EXERCISE AIM: Copy each line that includes the string "enemy" from the material into your answer.

_____

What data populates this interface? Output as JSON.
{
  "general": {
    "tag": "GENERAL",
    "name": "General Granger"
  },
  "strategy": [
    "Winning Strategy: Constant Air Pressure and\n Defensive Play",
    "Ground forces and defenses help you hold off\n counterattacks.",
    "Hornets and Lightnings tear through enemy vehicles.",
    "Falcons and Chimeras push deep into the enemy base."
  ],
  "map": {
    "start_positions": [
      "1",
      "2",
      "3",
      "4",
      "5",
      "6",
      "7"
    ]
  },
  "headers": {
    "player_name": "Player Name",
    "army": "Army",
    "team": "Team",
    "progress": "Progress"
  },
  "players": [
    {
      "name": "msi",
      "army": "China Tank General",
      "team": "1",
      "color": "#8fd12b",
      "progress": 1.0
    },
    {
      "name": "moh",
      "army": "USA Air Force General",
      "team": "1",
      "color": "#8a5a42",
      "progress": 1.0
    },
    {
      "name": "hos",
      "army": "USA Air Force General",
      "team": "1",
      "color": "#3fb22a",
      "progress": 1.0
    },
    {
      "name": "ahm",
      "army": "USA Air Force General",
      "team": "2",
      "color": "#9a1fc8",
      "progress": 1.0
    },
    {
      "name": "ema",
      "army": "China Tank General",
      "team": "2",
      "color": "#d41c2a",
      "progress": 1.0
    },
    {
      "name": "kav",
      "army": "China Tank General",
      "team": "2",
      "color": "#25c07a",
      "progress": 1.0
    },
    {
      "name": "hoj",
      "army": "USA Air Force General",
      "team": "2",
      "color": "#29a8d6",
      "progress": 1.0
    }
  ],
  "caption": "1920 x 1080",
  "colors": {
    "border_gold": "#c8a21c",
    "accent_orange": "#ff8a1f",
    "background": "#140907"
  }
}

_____

OUTPUT OF THE EXERCISE:
    "Hornets and Lightnings tear through enemy vehicles.",
    "Falcons and Chimeras push deep into the enemy base."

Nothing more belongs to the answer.